    Havent watched Babel, but its on my list. I suppose I will wait for you to finish A-Z before reordering my to watch list!

  • Dev

    Babel was brilliant and so were beautiful mind. The Japanese chapeter in Babel was extremely mind blowing and also very loosely connected to the main plot, which perhaps was one of the main reasons, apart from it’s subtle anti-American tone, which cost Babel it’s slip at Oscars despite being nominated in all major categories.
    Man, you are on a roll!!

  • Anand

    A Beautiful Mind – the movie by itself was really nice and I enjoyed watching it. What turned me off however is that the movie was advertised to be a ‘true story’ and parts of it were far from it.

    Just like Gauri (she commented in the (A) post), I was trying to guess which movie you would list.

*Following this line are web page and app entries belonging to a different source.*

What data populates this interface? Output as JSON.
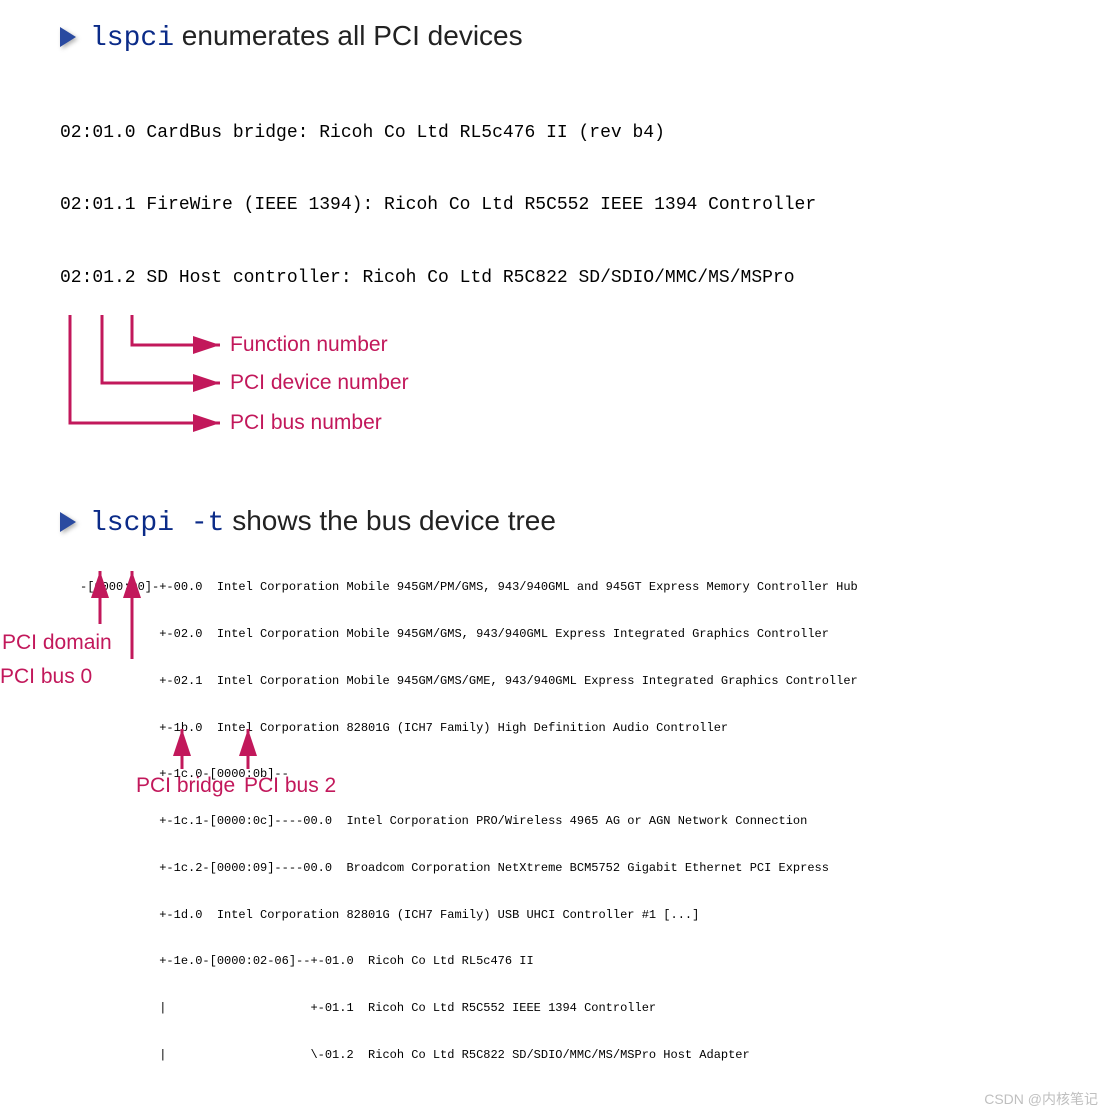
{
  "section1": {
    "command": "lspci",
    "heading_suffix": " enumerates all PCI devices",
    "lines": [
      "02:01.0 CardBus bridge: Ricoh Co Ltd RL5c476 II (rev b4)",
      "02:01.1 FireWire (IEEE 1394): Ricoh Co Ltd R5C552 IEEE 1394 Controller",
      "02:01.2 SD Host controller: Ricoh Co Ltd R5C822 SD/SDIO/MMC/MS/MSPro"
    ],
    "annotations": {
      "function_number": "Function number",
      "device_number": "PCI device number",
      "bus_number": "PCI bus number"
    }
  },
  "section2": {
    "command": "lscpi -t",
    "heading_suffix": " shows the bus device tree",
    "tree": [
      "-[0000:00]-+-00.0  Intel Corporation Mobile 945GM/PM/GMS, 943/940GML and 945GT Express Memory Controller Hub",
      "           +-02.0  Intel Corporation Mobile 945GM/GMS, 943/940GML Express Integrated Graphics Controller",
      "           +-02.1  Intel Corporation Mobile 945GM/GMS/GME, 943/940GML Express Integrated Graphics Controller",
      "           +-1b.0  Intel Corporation 82801G (ICH7 Family) High Definition Audio Controller",
      "           +-1c.0-[0000:0b]--",
      "           +-1c.1-[0000:0c]----00.0  Intel Corporation PRO/Wireless 4965 AG or AGN Network Connection",
      "           +-1c.2-[0000:09]----00.0  Broadcom Corporation NetXtreme BCM5752 Gigabit Ethernet PCI Express",
      "           +-1d.0  Intel Corporation 82801G (ICH7 Family) USB UHCI Controller #1 [...]",
      "           +-1e.0-[0000:02-06]--+-01.0  Ricoh Co Ltd RL5c476 II",
      "           |                    +-01.1  Ricoh Co Ltd R5C552 IEEE 1394 Controller",
      "           |                    \\-01.2  Ricoh Co Ltd R5C822 SD/SDIO/MMC/MS/MSPro Host Adapter"
    ],
    "annotations": {
      "pci_domain": "PCI domain",
      "pci_bus0": "PCI bus 0",
      "pci_bridge": "PCI bridge",
      "pci_bus2": "PCI bus 2"
    }
  },
  "watermark": "CSDN @内核笔记"
}
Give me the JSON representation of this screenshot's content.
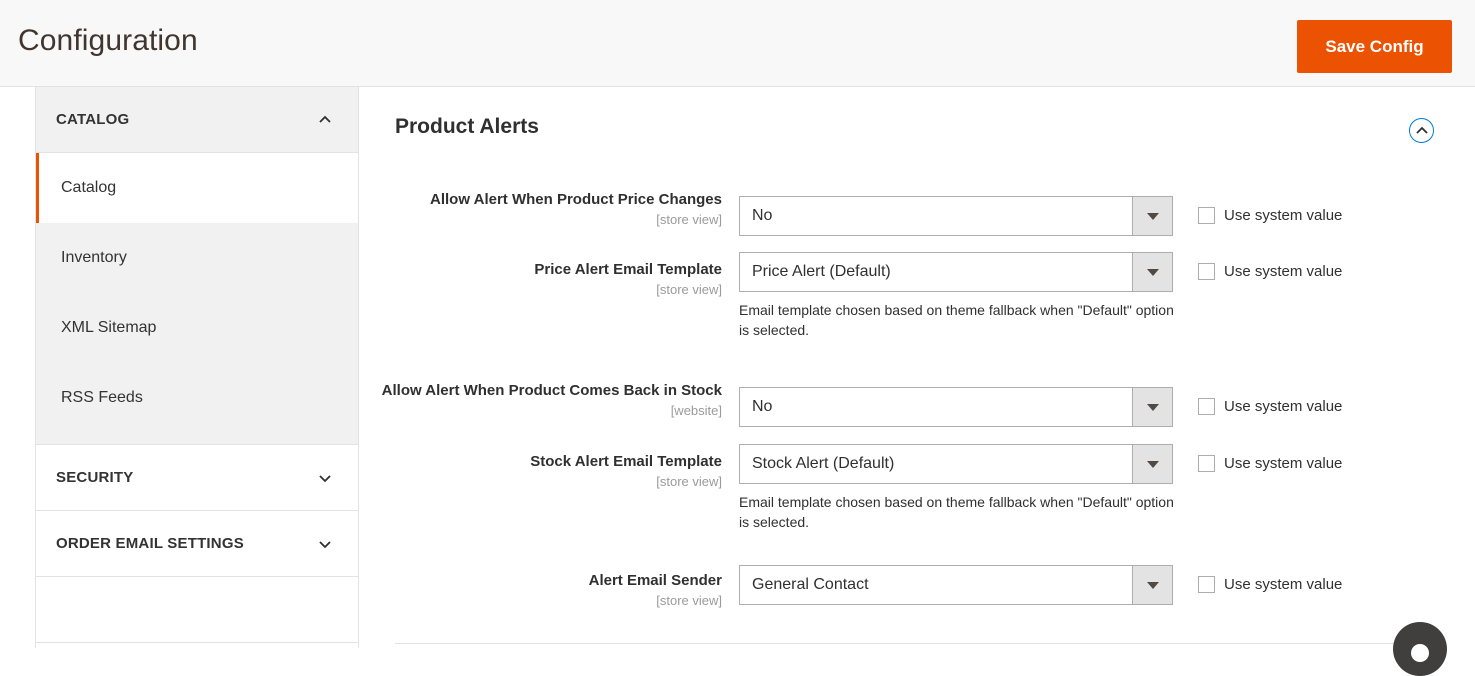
{
  "header": {
    "title": "Configuration",
    "save_label": "Save Config"
  },
  "sidebar": {
    "sections": [
      {
        "label": "CATALOG",
        "expanded": true,
        "icon": "chevron-up-icon",
        "items": [
          {
            "label": "Catalog",
            "active": true
          },
          {
            "label": "Inventory",
            "active": false
          },
          {
            "label": "XML Sitemap",
            "active": false
          },
          {
            "label": "RSS Feeds",
            "active": false
          }
        ]
      },
      {
        "label": "SECURITY",
        "expanded": false,
        "icon": "chevron-down-icon",
        "items": []
      },
      {
        "label": "ORDER EMAIL SETTINGS",
        "expanded": false,
        "icon": "chevron-down-icon",
        "items": []
      }
    ]
  },
  "content": {
    "group_title": "Product Alerts",
    "collapse_icon": "chevron-up-circle-icon",
    "system_value_label": "Use system value",
    "email_template_note": "Email template chosen based on theme fallback when \"Default\" option is selected.",
    "fields": [
      {
        "label": "Allow Alert When Product Price Changes",
        "scope": "[store view]",
        "value": "No",
        "use_system_value": false
      },
      {
        "label": "Price Alert Email Template",
        "scope": "[store view]",
        "value": "Price Alert (Default)",
        "use_system_value": false
      },
      {
        "label": "Allow Alert When Product Comes Back in Stock",
        "scope": "[website]",
        "value": "No",
        "use_system_value": false
      },
      {
        "label": "Stock Alert Email Template",
        "scope": "[store view]",
        "value": "Stock Alert (Default)",
        "use_system_value": false
      },
      {
        "label": "Alert Email Sender",
        "scope": "[store view]",
        "value": "General Contact",
        "use_system_value": false
      }
    ]
  },
  "help_bubble": {
    "icon": "help-chat-icon"
  },
  "colors": {
    "accent_orange": "#eb5202",
    "header_bg": "#f8f8f8",
    "sidebar_sub_bg": "#f1f1f1",
    "border": "#e3e3e3",
    "text": "#303030",
    "scope_text": "#9b9b9b",
    "select_arrow_bg": "#e3e3e3",
    "link_blue": "#007bdb"
  }
}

I thought that you would mention ‘The Birds’ somewhere.

  • Darn, I guessed wrong. I was quite sure you’d mention A Beautiful Mind anyway, but that was outside the one I intended to guess. (I mean good & popular Vs. good & not-so-popular). I had The Battle of Algiers in mind. Seen it? You must if you haven’t already.

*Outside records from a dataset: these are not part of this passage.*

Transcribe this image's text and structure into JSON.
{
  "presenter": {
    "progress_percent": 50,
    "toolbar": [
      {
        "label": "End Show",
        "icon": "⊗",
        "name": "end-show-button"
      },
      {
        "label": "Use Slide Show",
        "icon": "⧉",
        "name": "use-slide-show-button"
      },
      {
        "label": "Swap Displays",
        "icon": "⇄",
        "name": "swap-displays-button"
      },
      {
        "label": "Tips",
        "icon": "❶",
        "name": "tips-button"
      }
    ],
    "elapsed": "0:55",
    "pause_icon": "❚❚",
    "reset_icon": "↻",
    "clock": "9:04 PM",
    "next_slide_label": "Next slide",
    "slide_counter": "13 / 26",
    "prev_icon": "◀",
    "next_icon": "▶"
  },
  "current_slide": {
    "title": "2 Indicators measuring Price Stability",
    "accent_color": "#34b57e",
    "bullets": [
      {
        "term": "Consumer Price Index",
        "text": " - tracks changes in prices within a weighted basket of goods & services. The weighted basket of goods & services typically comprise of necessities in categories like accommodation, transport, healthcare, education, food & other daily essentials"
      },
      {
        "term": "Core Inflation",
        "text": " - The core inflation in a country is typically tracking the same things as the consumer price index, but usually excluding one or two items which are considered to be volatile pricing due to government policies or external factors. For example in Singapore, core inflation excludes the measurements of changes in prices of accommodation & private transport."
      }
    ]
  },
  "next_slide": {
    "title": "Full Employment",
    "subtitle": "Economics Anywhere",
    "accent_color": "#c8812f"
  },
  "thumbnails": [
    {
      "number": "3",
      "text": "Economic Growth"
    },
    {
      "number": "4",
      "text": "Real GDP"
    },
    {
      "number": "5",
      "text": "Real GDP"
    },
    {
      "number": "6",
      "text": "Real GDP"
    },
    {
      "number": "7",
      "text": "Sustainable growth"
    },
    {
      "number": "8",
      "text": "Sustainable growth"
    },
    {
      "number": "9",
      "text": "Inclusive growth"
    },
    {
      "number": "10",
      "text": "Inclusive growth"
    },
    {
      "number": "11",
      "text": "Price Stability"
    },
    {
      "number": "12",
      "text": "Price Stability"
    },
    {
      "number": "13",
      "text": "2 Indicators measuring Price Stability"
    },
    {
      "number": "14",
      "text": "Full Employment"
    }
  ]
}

    Babel, someone did mention it a couple times, but I didn’t take it quite seriously – maybe because of the Brad Pitt factor (sorry!). I will put it on the list now 🙂

    You know I’m enjoying this meme of yours. It’s a win-win; you either write about movies I really cherish, or you give me something to look forward to 🙂 I’m sure a bunch of people here feel the same. Looking forward to the rest!

    g

  • Hey! I didn’t place any blame on the Americans for them getting away unscathed.

    But yes, an innocent gun-slinging is misconstrued. And America suspects foul, plays the victim, even before investigation ensues. That was not something director left open to ambiguous interpretation. It was loud and clear.

    And movies/stories/books ARE interpreted differently by different people, based on their own perceptions and exposure (cultural differences if you want to call it). We all construe world in our way, we call it this phenomenon as ‘constructivism’ in my field of instruction design.

    Anyway, I have no anti-American sentiments in case THAT is mis-construed. And I am aware of Alejandro, I dug up a lot about him after I watched the movie. He has already been part of a movie about affects of 9/11 on the ‘other parts of world’. 🙂

    And my DVD was not bought by me, it was from LG as a gift pack for buying one of their products.

    P.S: Bicycle Thieves had no major impact on me either, I dug it out out of curiosity. Remember the Satyajit Ray book review I wrote, he speaks a lot about Bicycle Thieves in the same book.

  • i enjoyed both. love Crowe’s performance as Nash.

    there is another B i enjoyed

    Bridge on the River Kwai – Alec Guiness at his best ! Pig headed British honour and pride at the building of a Bridge – and its repercussions. fabulous film.

  • g

    Yeah remembered this when I mentioned a Shyam Benegal film in S (Suraj ka 7va Ghoda). Another Shyam Benegal – Bhumika. Just watch it. Smita Patil (there, I think I convinced you already! 🙂 ), Anant Nag, Amrish Puri, Naseeruddin Shah, Amol Palekar….

    And Smita Patil is mindblowing. Yes, outdoes herself. If you haven’t seen it already, I think you’ll like it in spite of my hype 🙂

  • Another recommendation for you:

    Before the Rains. Of course, B is a big letter, and there will be many more. But this is a masterpiece. Strangely, this was released the same year as Pulp Fiction, and uses (almost) the same narrative techniques, but the central conflict is so engrossing, that the whole narrative structure takes (a rightful) backseat.

    Amazing movie. Here is my brief review: http://asuph.wordpress.com/2007/04/19/before-the-rain/

    Do check it out.

    As for Beautiful Mind, I loved the movie, then I read the book, and then I realized the power of Hollywood studios to distort reality 😉 (in this case biographical book it was based on).

    [Sheepish note: Babel is on my list too].

    regards,
    asuph

  • err. yeah. i realized that. i quoted the title from memory and later when i search i found two similar names. before the rain, indeed.

  • what about Blame it on Rio? if u think non serious